“Funding to the corporate sector remains quite generous and should be expected to improve further given the recent reduction in banks reserve requirements,” Michael Shaoul, the New York-based chief executive officer of Marketfield Asset Management, said by e-mail Feb. 13. “Conditions for corporations, particularly large cap public companies remain favorable. Conditions for the banks and financials are good.”
Aggregate financing rose for a third straight month in January to to 2.05 trillion yuan ($328 billion), the PBOC said, matching economists’ estimates. Local-currency bank lending doubled from a month earlier to 1.47 trillion yuan while trust and entrusted loans, vehicles for shadow lending, dropped from December.
ICBC, China Life
The Bloomberg China-US Equity Index of the most-actively traded Chinese companies traded in the U.S. climbed 1.3 percent to 115.06 on Feb. 13, taking its weekly gain to 2.1 percent. U.S. markets are closed for a holiday Monday.

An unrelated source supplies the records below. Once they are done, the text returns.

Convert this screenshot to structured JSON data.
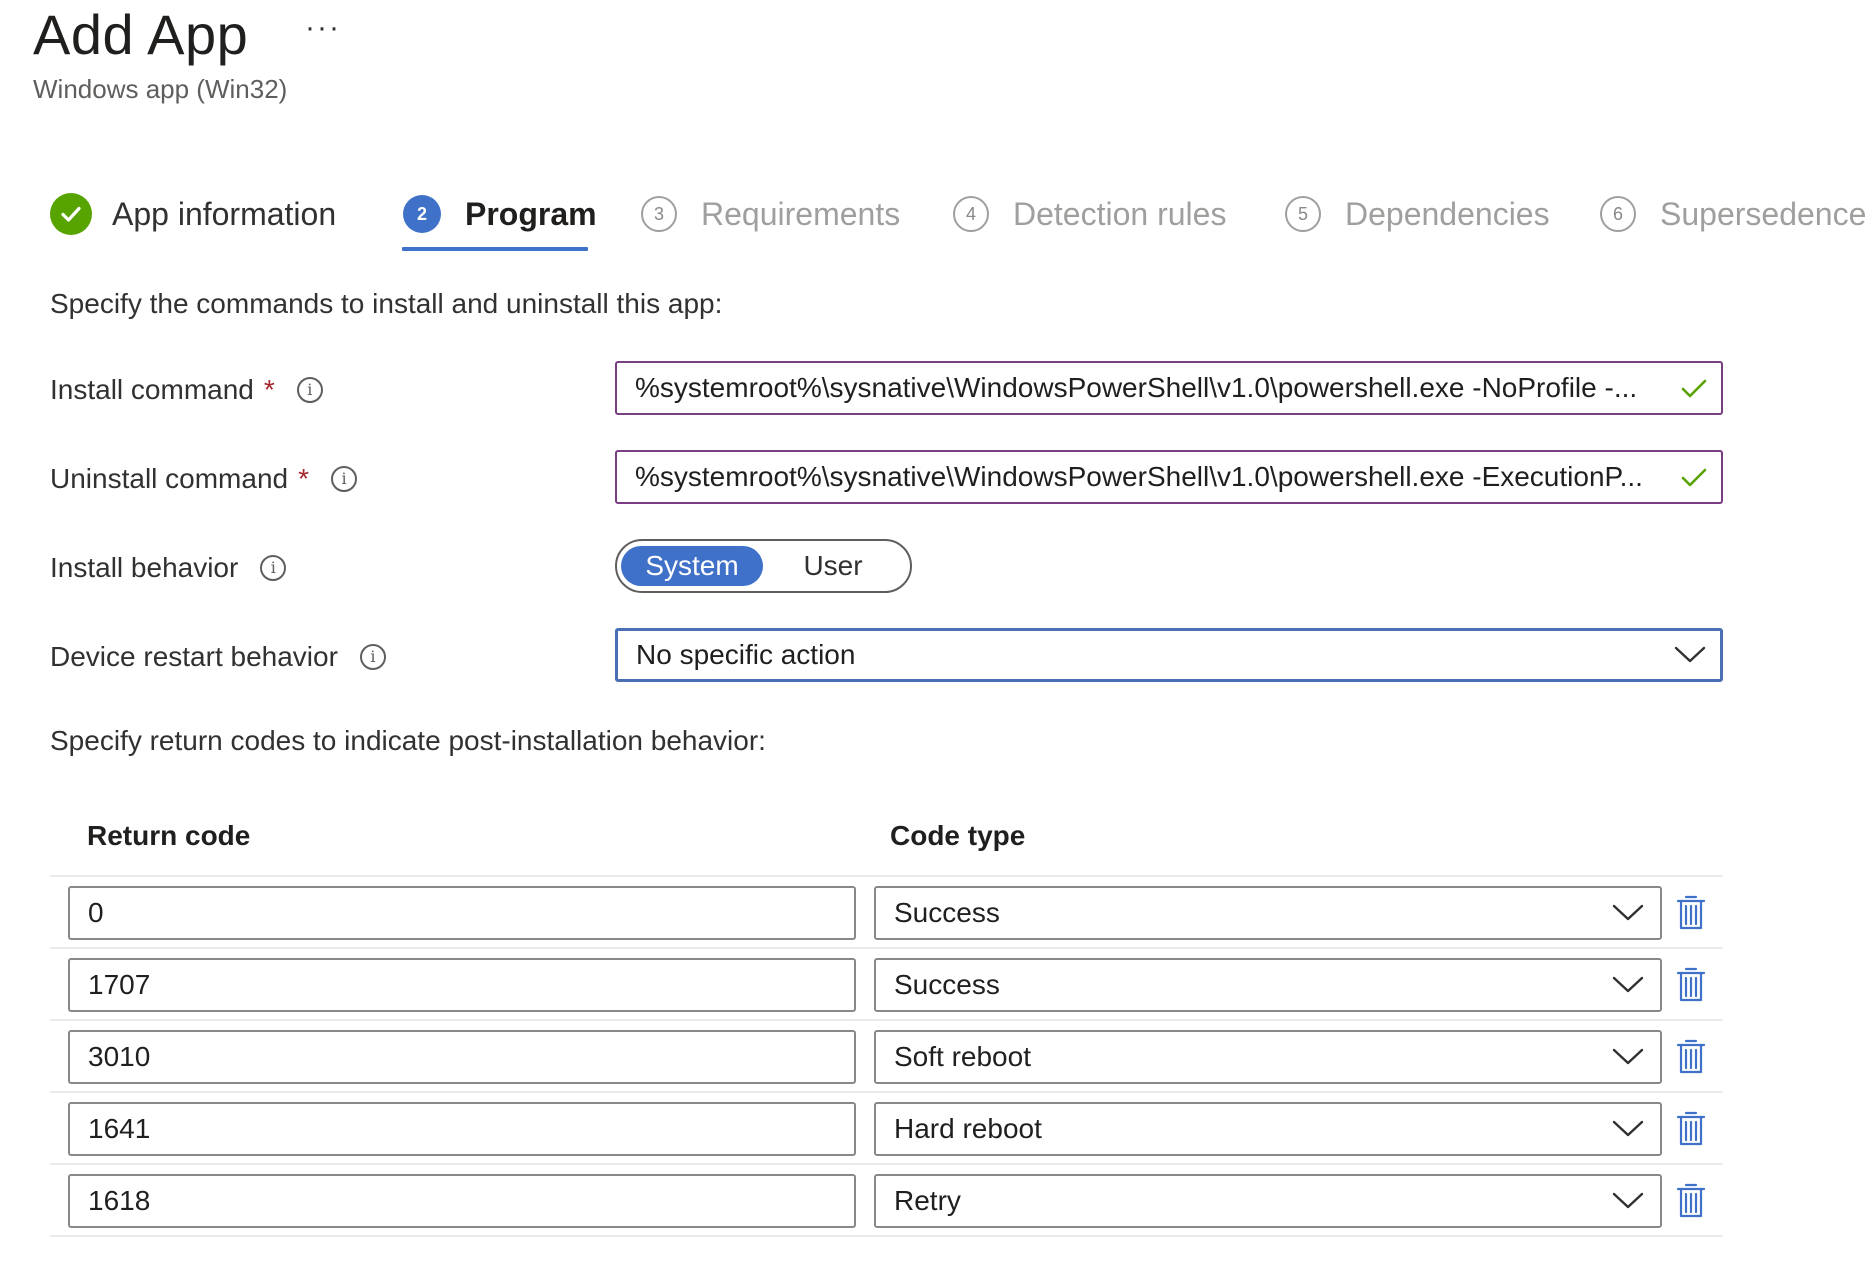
{
  "header": {
    "title": "Add App",
    "more_label": "···",
    "subtitle": "Windows app (Win32)"
  },
  "steps": [
    {
      "number": "",
      "label": "App information",
      "state": "done",
      "icon": "checkmark-icon"
    },
    {
      "number": "2",
      "label": "Program",
      "state": "active"
    },
    {
      "number": "3",
      "label": "Requirements",
      "state": "pending"
    },
    {
      "number": "4",
      "label": "Detection rules",
      "state": "pending"
    },
    {
      "number": "5",
      "label": "Dependencies",
      "state": "pending"
    },
    {
      "number": "6",
      "label": "Supersedence (",
      "state": "pending"
    }
  ],
  "program": {
    "intro": "Specify the commands to install and uninstall this app:",
    "install_command": {
      "label": "Install command",
      "required_mark": "*",
      "value": "%systemroot%\\sysnative\\WindowsPowerShell\\v1.0\\powershell.exe -NoProfile -..."
    },
    "uninstall_command": {
      "label": "Uninstall command",
      "required_mark": "*",
      "value": "%systemroot%\\sysnative\\WindowsPowerShell\\v1.0\\powershell.exe -ExecutionP..."
    },
    "install_behavior": {
      "label": "Install behavior",
      "options": [
        "System",
        "User"
      ],
      "selected": "System"
    },
    "restart_behavior": {
      "label": "Device restart behavior",
      "value": "No specific action"
    }
  },
  "return_codes": {
    "intro": "Specify return codes to indicate post-installation behavior:",
    "headers": {
      "code": "Return code",
      "type": "Code type"
    },
    "rows": [
      {
        "code": "0",
        "type": "Success"
      },
      {
        "code": "1707",
        "type": "Success"
      },
      {
        "code": "3010",
        "type": "Soft reboot"
      },
      {
        "code": "1641",
        "type": "Hard reboot"
      },
      {
        "code": "1618",
        "type": "Retry"
      }
    ]
  },
  "icons": {
    "info": "info-icon",
    "valid": "checkmark-icon",
    "dropdown": "chevron-down-icon",
    "delete": "trash-icon"
  },
  "colors": {
    "accent": "#3f71c9",
    "success": "#57a300",
    "required": "#a4262c",
    "valid_border": "#7a3f82"
  }
}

The figures showing a reduction in loans that are not reflected on companies’ balance sheets will be positive for financial stocks, said Chang Liu, a London-based China economist at Capital Economics Ltd.
It “means more credit will flow to banks, and risks in the banking system will be lower because of more transparency,” Liu said. Capital Economics predicts additional cuts to interest rates and banks’ reserve requirements this year, he said.
Industrial & Commercial Bank of China Ltd., the world’s largest lender by assets, rose 1.4 percent last week to $14.58 in U.S. over-the-counter trading. China Life Insurance Co., the nation’s biggest insurer, rallied 4.5 percent. China Construction Bank Corp. advanced 2.5 percent.
Aluminum Corp. ADRs increased 6.6 percent to $11.69.
While bank loans rose last month, the slowdown in the economy will damp business demand for borrowing, according to Michael Wang, a strategist at Amiya Capital LLP in London.
“If there aren’t many opportunities, a lot of the lending is just used to refinance existing loans, not so much to invest in new projects,” Wang said by phone on Feb. 13. “So it’s not such a positive environment for banks.”
The Deutsche X-trackers Harvest CSI 300 China A-Shares ETF, the largest U.S. exchange-traded fund that tracks mainland Chinese stocks, rose 5.9 percent to $35.67 in its biggest weekly gain in two months. The iShares China Large-Cap ETF advanced 2.2 percent to $42.98.
“If they’ll do more easing, and people start to believe that growth has stabilized and perhaps is moving higher, that will bode well for the stock market,” Greenwood Capital’s Todd said.